» **DESCRIPTION OF THE TASK**
Write the data out in full and word for word. Do not include images.

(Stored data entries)
- - - - - - -

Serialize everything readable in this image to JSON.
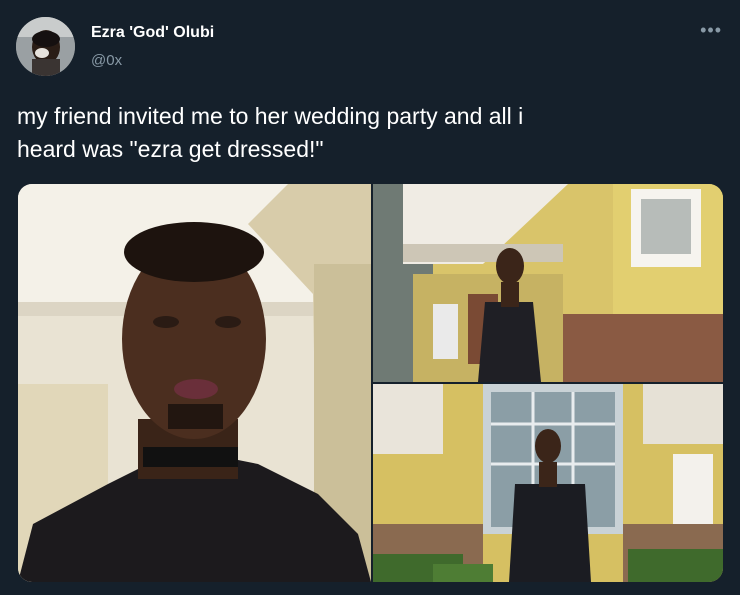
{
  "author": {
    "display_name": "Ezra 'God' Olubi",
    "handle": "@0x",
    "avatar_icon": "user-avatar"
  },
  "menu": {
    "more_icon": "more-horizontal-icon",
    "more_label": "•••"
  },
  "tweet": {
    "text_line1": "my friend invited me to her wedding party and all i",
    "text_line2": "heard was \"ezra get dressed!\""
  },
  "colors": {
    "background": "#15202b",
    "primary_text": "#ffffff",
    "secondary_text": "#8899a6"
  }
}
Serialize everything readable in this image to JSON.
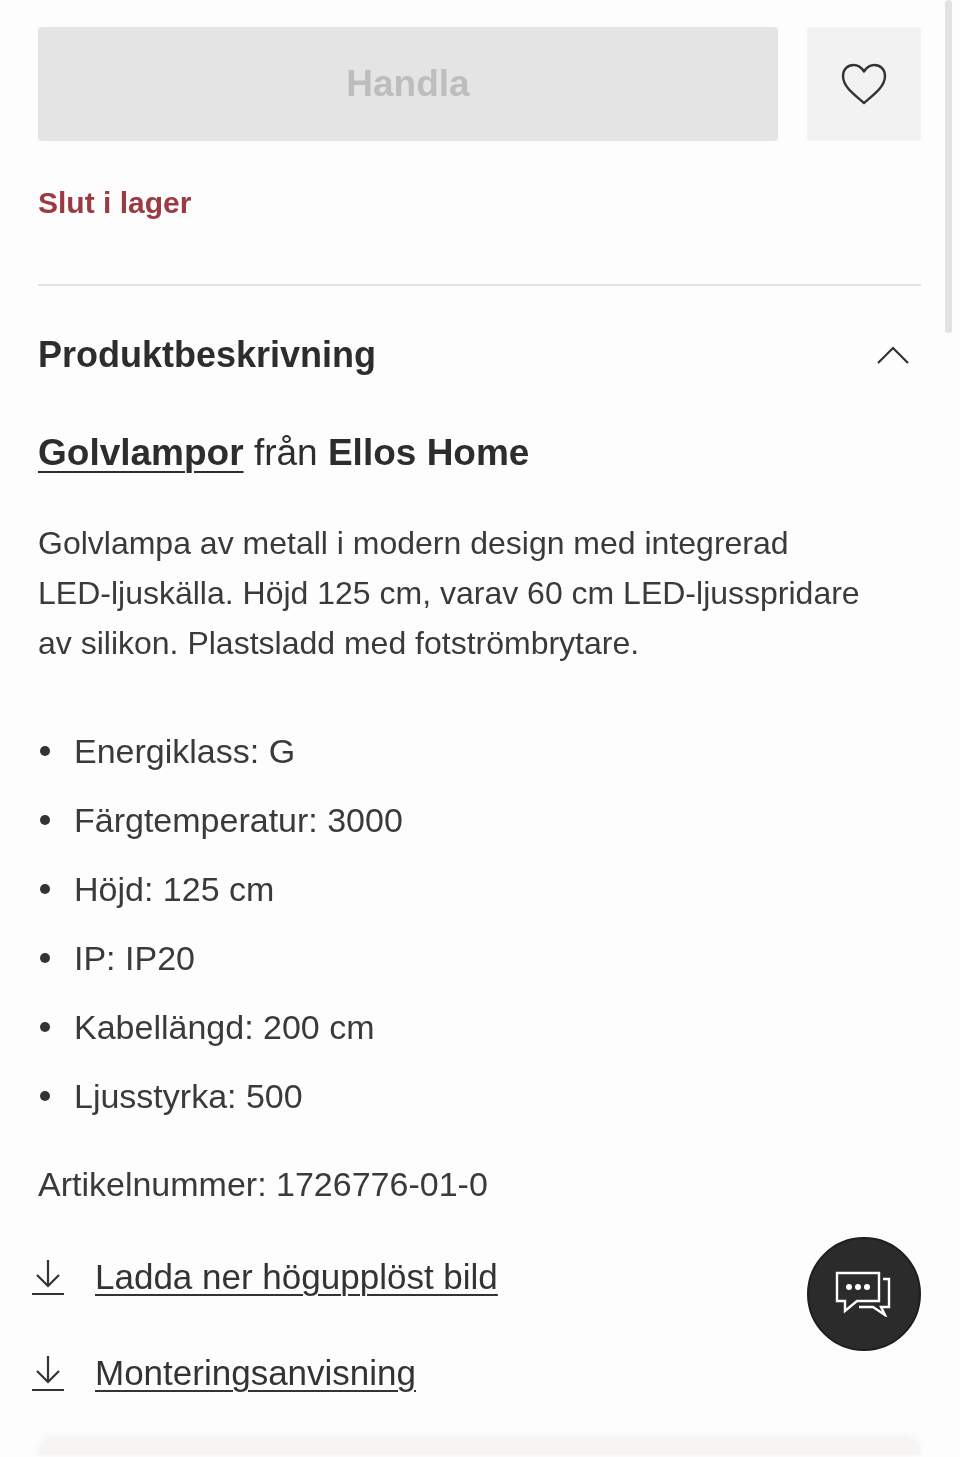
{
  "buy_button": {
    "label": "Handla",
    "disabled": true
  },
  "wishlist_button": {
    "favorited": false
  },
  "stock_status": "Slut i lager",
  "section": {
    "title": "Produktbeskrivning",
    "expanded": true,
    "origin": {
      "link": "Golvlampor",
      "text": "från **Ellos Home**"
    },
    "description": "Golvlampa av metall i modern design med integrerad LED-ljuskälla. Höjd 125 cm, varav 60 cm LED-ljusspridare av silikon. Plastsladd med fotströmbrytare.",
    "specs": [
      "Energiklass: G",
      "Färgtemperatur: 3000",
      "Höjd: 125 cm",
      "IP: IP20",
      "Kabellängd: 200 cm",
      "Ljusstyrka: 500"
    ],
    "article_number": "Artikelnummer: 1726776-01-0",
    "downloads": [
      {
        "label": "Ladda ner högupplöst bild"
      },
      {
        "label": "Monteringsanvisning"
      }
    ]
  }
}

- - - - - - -

» **SOLUTION TO THIS PROBLEM**
Serialize everything readable in this image to JSON.
{
  "author": {
    "display_name": "Ezra 'God' Olubi",
    "handle": "@0x",
    "avatar_icon": "user-avatar"
  },
  "menu": {
    "more_icon": "more-horizontal-icon",
    "more_label": "•••"
  },
  "tweet": {
    "text_line1": "my friend invited me to her wedding party and all i",
    "text_line2": "heard was \"ezra get dressed!\""
  },
  "colors": {
    "background": "#15202b",
    "primary_text": "#ffffff",
    "secondary_text": "#8899a6"
  }
}
Serialize everything readable in this image to JSON.
{
  "buy_button": {
    "label": "Handla",
    "disabled": true
  },
  "wishlist_button": {
    "favorited": false
  },
  "stock_status": "Slut i lager",
  "section": {
    "title": "Produktbeskrivning",
    "expanded": true,
    "origin": {
      "link": "Golvlampor",
      "text": "från **Ellos Home**"
    },
    "description": "Golvlampa av metall i modern design med integrerad LED-ljuskälla. Höjd 125 cm, varav 60 cm LED-ljusspridare av silikon. Plastsladd med fotströmbrytare.",
    "specs": [
      "Energiklass: G",
      "Färgtemperatur: 3000",
      "Höjd: 125 cm",
      "IP: IP20",
      "Kabellängd: 200 cm",
      "Ljusstyrka: 500"
    ],
    "article_number": "Artikelnummer: 1726776-01-0",
    "downloads": [
      {
        "label": "Ladda ner högupplöst bild"
      },
      {
        "label": "Monteringsanvisning"
      }
    ]
  }
}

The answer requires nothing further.